1. (Document C, para. 12) Assuming that there was a NIAC in Colombia, is it possible to distinguish illegal armed groups that are parties to the conflict from criminal gangs that are not parties? Under what circumstances is the conduct of the latter not governed by IHL? Where illegal armed groups act in collusion with agents of the State, to whom should violations of IHL be attributed?
2. Does International Human Rights Law (IHRL) apply in times of armed conflict? In the same way as in times of peace? Are Colombia’s armed groups bound by IHRL? Are criminal gangs? (See ICJ, Legality of the Threat or Use of Nuclear Weapons, Advisory Opinion, 8 July 1996
, para 25; ICJ, Legal Consequences of the Construction of a Wall in the Occupied Palestinian Territory, Advisory Opinion, 9 July 2004,
para 106; ICJ, Democratic Republic of Congo v Uganda, Judgment, 19 December 2005
, paras. 216-220).
3. From the information in this case, how could one argue that the UN Human Rights Committee serves as an IHL implementation mechanism?
II. Murder/Arbitrary deprivation of life
4. (Document A, para. 12; Document B, paras 30 – 31; Document C, paras 14 – 15)
b. (Document A, para. 12; Document B, para. 30)
How do the killings described as “false positives” violate IHL? Do you agree with the Colombian Government’s allegation that false positives “do not correspond to any criminal category or offence”? Does the State have the obligation to investigate and prosecute every extra-judicial execution under IHL? What obligations do States have to comply with as regards the allegation of the commission of war crimes?

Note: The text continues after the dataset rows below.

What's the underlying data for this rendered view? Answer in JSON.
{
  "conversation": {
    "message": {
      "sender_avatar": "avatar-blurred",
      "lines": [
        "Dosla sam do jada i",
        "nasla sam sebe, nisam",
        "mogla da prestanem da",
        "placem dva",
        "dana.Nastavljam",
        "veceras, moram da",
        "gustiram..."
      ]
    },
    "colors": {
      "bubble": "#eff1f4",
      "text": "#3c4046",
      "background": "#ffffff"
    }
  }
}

Under which circumstances may an extra-judicial execution amount to a grave breach? (CIHL, Rule 157
, GC I, Art. 50
; GC II, Art. 51

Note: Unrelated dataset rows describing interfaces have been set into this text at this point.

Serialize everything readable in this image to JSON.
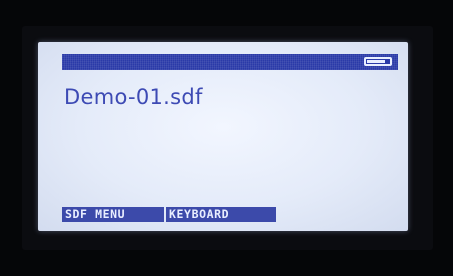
{
  "screen": {
    "file_name": "Demo-01.sdf",
    "battery_level": 0.9,
    "colors": {
      "lcd_background": "#e4ebf9",
      "status_bar": "#2a3aa8",
      "text": "#3d4ab4",
      "softkey_background": "#3c4aaa",
      "softkey_text": "#e9eeff"
    }
  },
  "softkeys": [
    {
      "label": "SDF MENU"
    },
    {
      "label": "KEYBOARD"
    }
  ]
}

; GC III, Art. 130
; GC IV, Art. 147
; P I, Art. 85
III. Humanitarian demining activities
5. (Document A, para. 12; Document B, paras 32 – 34)
IV. Military Justice
6. (Document A, para. 21; Document B, paras 85 – 86)
b. What, in your opinion, is the essence of the Human Rights Committee’s concern in para. 21 of Document A? What argument does the Government of Colombia make to reassure the Committee in the following paragraph?
c. Do you agree with the position expressed by the Government of Colombia in para. 85
of Document B
that IHL is the “particular rule applicable to the security forces in the context of the armed conflict”? Is IHL, in your opinion, the only branch of international law applicable in armed conflict, as the lex specialis
? (See ICJ, Legality of the Threat or Use of Nuclear Weapons, Advisory Opinion, 8 July 1996
, para. 25; ICJ, Legal Consequences of the Construction of a Wall in the Occupied Palestinian Territory, Advisory Opinion, 9 July 2004,
para. 106; ICJ, Democratic Republic of Congo v Uganda, Judgment, 19 December 2005
, paras 216-220).
V. Use and recruitment of children
7. (Document A, para. 27; Document B, paras 105 – 106, Document C, paras 40 – 41)
c. Are children below the age of fifteen allowed to directly participate in hostilities? If they do, can they be targeted? Prosecuted for their participation in hostilities? If they are recruited into the armed forces of the State? If they are members of an armed group? If they are civilians directly participating in hostilities? (CIHL, Rule 137
; P II, Art. 4(3)(c)-(e)
; P I, Art. 77
d. Can “involvement in intelligence activities” and the involvement in “military civic acts” referred to in para. 27 of Document A
, and paras 40
of Document C constitute direct participation in hostilities? What would you need to know in order to make such determination? Is the concept of direct participation in hostilities prohibited for children the same as the concept of direct participation in hostilities making a civilian lose protection against attacks? (P II, Art. 4(3)(c)-(e);CIHL, Rules 136
; P I, Art. 77
; Convention on the Rights of the Child, Art. 38
; Optional Protocol to the Convention on the Rights of the Child on the involvement of children in armed conflict, Arts 2
; ICRC Interpretative Guidance on the notion of Direct Participation in Hostilities,
pp. 43-64; ICC, The Prosecutor v Thomas Lubanga Dyilo, Decision on Confirmation of Charges
, paras 260 – 267)